Collectors are still interested in Groome's realistic (almost photographic) treatment of such children's works as Mrs. George de Horne Vaizey's Pixie O'Shaughnessy (Religious Tract Society, 3 vols., 1902) and W. H. G. Kingston's The South Sea Whaler: A Story of the Loss of the "Champion" and the Adventures of her Crew (Thomas Nelson, 1875; rpt. 1896). Groome, a member of the Royal Society of British Artists, along with Sir William Blake Richmond, R. A. (1842-1921), was one of a small minority of late Victorian artists who devoted themselves to social and political causes.

Among his extensive list of children's and young adult literature titles of works illustrated were these Novels of Empire set during the Boer War: George Manville Fenn's Draw Swords! In the Horse Artillery (W. & R. Chambers, 1898), Charge! A Story of Briton and Boer (W. & R. Chambers, 1900), Shoulder Arms! A Tale of Two Soldiers' Sons (Thomas Nelson, 1905), and Fix Bay'nets The Regiment in the Hills ((W. & R. Chambers, 1899). Indeed, Groome was as productive an illustrator as Fenn was a writer of boys' adventure stories, and was one of the most prolific juvenile book illustrators of the late nineteenth century. A highly skilled and respected water-colourist, Groome was almost entirely self-taught, for, being of relatively humble origins, he had never had the opportunity to study at such prestigious institutes as the Royal Academy Schools.

Although his father was merely a waiter, Charles William Groome (1823-1900), and his mother Frances (neé Timpson, 1818-1868) a cook in the area of Charing Cross, he procured a position as a barrister's clerk in Westminster, married in 1878, and moved to Marleybone. Groome suddenly made a name for himself as a professional artist, exhibiting paintings in 1883 and 1884 at the Royal Institute of Painters in Watercolours at Piccadilly. Within five years he was receiving book illustration commissions. Although he described himself as a "black-and-white artist and sculptor" in the Census when he was living in Ealing, only in the mid-1890s did he actually make his living principally from book and magazine illustration with such publishers as W. & R. Chambers, S. W. Partridge, the Religious Tract Society, and Thomas Nelson and Sons. Among the juvenile periodicals in which his lithographs appeared were The Children's Friend, The Mother's Companion, The Friendly Visitor (all published by Partridge), The Boy’s Own Paper, The Boys’ Sunday Monthly, The Girl’s Own Paper, Sunday at Home (all published by the Religious Tract Society), Chums, Little Folks (both published by Cassell & Co.), Boys (published by Sampson Low, Marston & Co.); however, he appeared as an illustrator for adult readers in The Illustrated London News. In 1892, he designed Christmas cards for Hildesheimer & Faulkner, signing his work either “WHC Groome” or simply “WHCG.” The twenty-four Dickens illustrations which Collins published in 1907 in volumes 1, 36, and 40 of the Collins collection are fairly representative of his early work: well-finished but static character studies which are often lacking in action and drama. Fortunately in his work for the host of boys' adventure books he illustrated his lithographs, particularly his coloured-lithograph book covers, show dash, verve, and heightened action.
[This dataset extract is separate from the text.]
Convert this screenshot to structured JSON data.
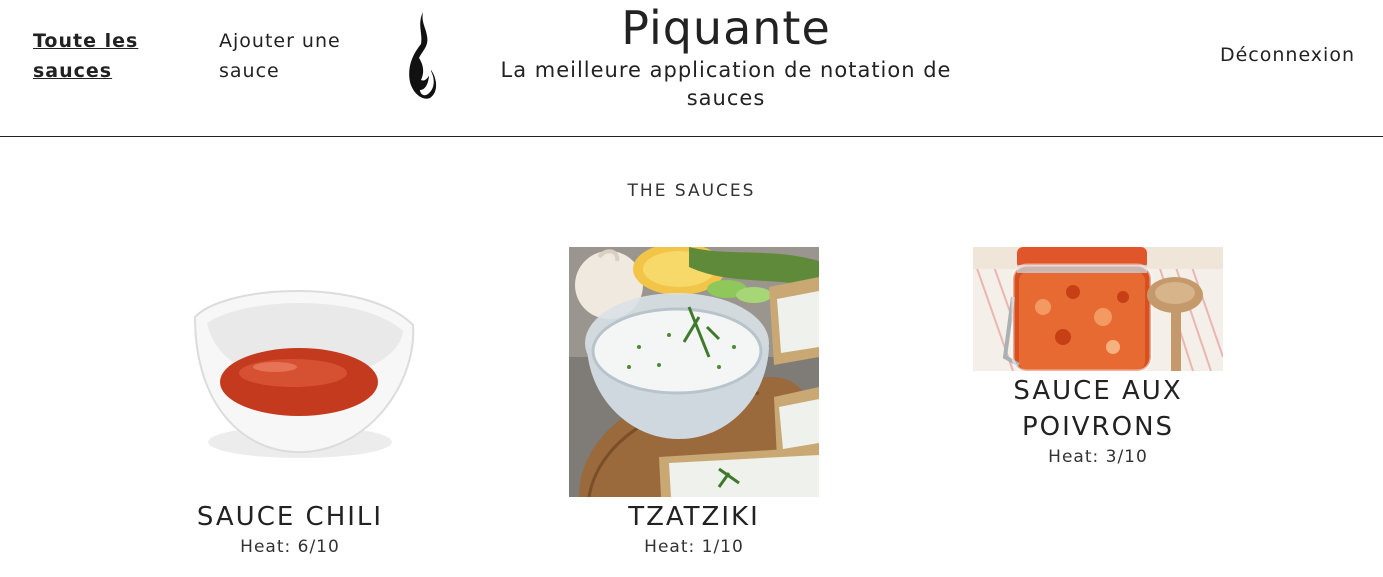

A Selection of Children's Books illustrated by W. H. C. Groome (1885-1913)

Groome's Contributions to the Collins Clear-type Pocket Editions (1907)
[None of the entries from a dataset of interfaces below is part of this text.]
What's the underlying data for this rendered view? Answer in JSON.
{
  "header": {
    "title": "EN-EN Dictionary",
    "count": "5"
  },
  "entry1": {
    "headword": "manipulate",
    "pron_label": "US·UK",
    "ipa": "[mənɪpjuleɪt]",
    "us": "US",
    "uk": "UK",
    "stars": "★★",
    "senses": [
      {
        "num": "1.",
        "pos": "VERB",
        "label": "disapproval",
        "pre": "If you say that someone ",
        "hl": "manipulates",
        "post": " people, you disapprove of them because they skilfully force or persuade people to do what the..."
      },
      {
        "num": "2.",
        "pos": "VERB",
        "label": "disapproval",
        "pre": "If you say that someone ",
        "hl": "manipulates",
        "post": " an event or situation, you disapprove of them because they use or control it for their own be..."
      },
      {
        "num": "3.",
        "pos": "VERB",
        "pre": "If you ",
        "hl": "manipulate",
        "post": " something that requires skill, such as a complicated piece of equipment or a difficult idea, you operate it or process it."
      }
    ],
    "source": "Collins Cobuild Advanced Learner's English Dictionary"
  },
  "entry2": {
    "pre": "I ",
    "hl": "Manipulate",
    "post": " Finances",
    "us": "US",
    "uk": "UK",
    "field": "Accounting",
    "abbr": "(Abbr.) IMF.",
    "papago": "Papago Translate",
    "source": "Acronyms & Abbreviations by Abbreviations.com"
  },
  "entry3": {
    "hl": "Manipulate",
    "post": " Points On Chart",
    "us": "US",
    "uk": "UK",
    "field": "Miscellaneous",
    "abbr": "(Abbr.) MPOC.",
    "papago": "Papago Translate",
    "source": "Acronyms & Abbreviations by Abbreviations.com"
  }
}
Scanned images, colour correction, sizing, caption, and commentary by Philip V. Allingham. [You may use this image without prior permission for any scholarly or educational purpose, as long as you (1) credit the person who scanned the image, and (2) link your document to this URL in a web document or cite the Victorian Web in a print one.] Click on the image to enlarge it.
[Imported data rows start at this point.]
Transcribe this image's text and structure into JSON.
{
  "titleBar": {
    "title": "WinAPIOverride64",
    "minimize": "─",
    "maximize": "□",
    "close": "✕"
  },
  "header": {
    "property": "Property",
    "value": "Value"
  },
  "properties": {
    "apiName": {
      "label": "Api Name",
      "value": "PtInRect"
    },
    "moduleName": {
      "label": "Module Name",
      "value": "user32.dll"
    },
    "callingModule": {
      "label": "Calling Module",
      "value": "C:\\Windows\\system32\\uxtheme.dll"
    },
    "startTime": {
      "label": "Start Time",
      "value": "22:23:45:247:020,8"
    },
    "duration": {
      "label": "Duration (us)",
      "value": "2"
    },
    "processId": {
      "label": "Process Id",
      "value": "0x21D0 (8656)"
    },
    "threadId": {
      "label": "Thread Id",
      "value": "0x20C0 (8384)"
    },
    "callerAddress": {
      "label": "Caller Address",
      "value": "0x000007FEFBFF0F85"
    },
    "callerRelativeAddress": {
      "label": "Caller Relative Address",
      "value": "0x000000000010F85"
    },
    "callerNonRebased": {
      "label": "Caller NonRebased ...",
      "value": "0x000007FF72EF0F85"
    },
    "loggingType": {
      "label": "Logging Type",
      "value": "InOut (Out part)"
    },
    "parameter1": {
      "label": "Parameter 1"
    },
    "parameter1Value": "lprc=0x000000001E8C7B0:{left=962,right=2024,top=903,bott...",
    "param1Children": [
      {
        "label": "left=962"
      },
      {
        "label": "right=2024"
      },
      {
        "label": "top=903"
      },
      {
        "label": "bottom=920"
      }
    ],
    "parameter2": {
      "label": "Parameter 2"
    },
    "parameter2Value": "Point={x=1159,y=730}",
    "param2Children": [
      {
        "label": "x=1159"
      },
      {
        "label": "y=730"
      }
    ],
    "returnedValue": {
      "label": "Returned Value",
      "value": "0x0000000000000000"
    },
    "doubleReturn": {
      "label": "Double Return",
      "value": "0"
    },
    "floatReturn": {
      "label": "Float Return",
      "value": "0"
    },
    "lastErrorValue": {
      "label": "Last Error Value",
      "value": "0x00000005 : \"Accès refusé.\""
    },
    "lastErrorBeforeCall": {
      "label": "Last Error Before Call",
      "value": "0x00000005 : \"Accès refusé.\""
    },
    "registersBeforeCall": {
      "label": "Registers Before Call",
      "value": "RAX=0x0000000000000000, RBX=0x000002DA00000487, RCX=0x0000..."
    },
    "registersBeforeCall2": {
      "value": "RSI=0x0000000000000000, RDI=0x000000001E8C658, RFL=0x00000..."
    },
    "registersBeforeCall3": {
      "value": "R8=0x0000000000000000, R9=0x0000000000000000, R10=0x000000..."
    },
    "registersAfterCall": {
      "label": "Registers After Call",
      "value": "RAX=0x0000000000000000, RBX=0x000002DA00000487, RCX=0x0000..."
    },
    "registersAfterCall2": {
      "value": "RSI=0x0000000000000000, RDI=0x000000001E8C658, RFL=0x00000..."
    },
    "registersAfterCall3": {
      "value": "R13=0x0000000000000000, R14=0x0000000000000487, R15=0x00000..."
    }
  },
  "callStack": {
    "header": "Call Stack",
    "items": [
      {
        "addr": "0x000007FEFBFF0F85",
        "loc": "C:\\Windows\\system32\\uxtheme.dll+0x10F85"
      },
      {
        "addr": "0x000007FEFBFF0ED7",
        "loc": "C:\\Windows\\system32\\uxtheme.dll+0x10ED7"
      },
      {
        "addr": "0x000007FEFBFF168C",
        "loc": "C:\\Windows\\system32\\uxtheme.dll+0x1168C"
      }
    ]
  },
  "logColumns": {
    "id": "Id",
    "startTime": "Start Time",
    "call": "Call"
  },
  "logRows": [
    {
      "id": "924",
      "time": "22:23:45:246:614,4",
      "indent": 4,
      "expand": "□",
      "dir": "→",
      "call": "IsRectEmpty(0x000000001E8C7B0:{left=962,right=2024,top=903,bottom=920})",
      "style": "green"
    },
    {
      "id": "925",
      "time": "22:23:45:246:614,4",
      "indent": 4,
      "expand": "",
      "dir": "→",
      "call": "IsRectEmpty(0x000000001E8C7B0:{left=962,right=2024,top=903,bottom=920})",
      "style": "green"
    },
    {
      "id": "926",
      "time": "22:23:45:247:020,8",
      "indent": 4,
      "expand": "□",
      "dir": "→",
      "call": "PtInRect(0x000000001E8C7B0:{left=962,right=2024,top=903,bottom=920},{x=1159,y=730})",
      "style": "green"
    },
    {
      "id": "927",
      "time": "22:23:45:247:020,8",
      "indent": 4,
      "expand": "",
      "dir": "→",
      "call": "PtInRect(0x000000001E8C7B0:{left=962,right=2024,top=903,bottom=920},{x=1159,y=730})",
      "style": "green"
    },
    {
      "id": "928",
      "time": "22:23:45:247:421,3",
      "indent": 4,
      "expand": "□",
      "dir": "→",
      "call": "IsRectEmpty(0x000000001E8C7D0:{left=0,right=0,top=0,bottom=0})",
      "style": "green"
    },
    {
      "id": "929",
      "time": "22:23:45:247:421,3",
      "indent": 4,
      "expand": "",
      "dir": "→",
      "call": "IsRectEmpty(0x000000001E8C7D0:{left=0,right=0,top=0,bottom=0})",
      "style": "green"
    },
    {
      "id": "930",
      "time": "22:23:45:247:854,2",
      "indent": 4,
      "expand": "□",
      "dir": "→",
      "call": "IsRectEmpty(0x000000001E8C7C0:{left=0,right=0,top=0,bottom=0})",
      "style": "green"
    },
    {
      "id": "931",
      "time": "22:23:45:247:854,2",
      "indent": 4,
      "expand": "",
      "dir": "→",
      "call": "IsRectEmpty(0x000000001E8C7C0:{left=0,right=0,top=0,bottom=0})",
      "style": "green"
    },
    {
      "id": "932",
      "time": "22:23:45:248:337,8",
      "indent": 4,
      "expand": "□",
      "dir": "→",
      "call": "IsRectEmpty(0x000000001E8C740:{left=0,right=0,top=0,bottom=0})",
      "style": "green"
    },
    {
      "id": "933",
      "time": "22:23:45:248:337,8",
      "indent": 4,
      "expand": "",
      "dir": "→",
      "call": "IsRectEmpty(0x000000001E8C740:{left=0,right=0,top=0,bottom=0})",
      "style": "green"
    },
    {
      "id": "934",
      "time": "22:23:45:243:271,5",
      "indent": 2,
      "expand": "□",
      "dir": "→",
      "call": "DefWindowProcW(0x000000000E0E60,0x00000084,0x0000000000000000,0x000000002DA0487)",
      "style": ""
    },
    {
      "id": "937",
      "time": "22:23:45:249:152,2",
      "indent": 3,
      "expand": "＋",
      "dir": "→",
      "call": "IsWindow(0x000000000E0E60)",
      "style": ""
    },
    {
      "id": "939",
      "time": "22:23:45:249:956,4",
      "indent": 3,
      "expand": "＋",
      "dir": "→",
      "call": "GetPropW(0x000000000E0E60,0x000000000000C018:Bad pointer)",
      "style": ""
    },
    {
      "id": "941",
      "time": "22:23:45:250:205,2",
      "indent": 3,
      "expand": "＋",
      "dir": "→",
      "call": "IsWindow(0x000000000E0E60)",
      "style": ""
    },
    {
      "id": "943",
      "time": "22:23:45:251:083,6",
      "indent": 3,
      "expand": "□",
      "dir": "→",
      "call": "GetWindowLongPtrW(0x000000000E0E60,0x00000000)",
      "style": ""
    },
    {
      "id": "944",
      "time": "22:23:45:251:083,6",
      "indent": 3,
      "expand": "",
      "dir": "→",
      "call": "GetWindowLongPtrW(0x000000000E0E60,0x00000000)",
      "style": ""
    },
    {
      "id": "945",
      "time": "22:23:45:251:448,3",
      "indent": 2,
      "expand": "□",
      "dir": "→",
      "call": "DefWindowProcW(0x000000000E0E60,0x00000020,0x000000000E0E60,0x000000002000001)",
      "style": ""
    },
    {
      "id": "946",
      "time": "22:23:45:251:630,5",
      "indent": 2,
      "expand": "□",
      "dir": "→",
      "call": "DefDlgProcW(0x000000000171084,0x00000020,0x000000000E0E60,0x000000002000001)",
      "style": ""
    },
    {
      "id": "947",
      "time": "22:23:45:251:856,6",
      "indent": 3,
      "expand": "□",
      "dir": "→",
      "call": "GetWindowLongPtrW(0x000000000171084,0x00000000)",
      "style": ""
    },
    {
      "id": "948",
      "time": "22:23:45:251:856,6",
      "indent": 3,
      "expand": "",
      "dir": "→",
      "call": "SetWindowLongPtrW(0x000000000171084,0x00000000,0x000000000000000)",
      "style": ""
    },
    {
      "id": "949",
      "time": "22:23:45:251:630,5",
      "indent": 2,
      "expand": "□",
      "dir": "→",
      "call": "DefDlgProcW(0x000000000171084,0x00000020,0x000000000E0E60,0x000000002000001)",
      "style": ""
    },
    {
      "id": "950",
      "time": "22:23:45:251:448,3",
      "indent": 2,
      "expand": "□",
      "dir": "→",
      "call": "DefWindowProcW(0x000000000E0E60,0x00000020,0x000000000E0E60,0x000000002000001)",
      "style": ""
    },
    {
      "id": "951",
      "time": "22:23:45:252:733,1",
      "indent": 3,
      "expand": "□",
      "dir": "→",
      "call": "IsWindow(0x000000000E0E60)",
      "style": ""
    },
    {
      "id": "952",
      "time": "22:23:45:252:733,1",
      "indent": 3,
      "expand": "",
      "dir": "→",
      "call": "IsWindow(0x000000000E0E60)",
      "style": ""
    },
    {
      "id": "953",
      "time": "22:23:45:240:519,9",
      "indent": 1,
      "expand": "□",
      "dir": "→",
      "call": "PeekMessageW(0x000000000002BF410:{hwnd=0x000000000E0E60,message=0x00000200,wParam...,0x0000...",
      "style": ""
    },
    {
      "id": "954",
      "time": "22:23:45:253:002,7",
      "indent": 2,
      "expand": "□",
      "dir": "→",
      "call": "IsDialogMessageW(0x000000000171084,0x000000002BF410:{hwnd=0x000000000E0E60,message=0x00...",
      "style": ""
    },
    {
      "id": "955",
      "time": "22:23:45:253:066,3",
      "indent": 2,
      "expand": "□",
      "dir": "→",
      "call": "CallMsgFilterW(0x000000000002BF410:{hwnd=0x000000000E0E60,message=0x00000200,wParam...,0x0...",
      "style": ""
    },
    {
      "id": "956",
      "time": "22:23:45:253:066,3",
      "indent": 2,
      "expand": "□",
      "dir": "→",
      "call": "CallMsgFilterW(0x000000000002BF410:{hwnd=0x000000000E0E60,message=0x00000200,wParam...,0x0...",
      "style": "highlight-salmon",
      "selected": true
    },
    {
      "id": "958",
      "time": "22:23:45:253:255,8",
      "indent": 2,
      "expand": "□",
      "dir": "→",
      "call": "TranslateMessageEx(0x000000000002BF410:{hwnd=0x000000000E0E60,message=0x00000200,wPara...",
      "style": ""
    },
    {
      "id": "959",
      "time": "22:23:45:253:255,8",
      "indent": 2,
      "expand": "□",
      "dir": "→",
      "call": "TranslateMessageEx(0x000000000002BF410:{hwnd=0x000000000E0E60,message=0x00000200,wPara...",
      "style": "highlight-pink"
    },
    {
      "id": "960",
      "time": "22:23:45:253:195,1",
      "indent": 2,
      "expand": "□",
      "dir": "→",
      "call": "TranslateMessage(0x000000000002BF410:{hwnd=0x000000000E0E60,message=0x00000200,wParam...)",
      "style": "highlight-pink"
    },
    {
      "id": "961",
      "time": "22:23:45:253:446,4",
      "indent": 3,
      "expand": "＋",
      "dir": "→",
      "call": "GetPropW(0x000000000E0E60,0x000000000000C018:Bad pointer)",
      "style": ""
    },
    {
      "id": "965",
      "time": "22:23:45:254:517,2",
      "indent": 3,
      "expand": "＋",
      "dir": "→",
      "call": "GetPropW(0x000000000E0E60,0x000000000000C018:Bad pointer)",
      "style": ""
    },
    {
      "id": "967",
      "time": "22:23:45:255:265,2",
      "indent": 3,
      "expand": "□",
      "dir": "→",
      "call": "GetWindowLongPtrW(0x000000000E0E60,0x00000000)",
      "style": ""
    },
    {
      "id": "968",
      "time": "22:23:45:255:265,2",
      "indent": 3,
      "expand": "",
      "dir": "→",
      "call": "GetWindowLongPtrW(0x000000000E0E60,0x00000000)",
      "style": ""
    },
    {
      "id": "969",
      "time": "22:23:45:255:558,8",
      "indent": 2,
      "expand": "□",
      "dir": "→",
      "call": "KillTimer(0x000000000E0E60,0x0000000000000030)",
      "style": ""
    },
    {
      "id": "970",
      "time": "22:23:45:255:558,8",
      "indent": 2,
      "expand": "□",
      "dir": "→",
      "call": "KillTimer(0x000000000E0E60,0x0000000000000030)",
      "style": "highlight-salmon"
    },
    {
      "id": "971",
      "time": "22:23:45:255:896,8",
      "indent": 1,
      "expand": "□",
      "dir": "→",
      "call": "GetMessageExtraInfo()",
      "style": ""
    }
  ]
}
Dickens, Charles. David Copperfield. Illustrated by W. H. C. Groome. London and Glasgow, 1907.

_______. Dombey and Son. Illustrated by W. H. C. Groome. London and Glasgow, 1907, rpt. 1934. 2 vols. in one.

_______. The Old Curiosity Shop. Illustrated by William H. C. Groome. The Collins' Clear-Type Edition. Glasgow & London: Collins, 1907.

Kirkpatrick, Robert J. "W. H. C. Groome." 20 August 2017. Bear Alley. https://bearalley.blogspot.com/2017/08/w-h-c-groome.html

Created 4 July 2022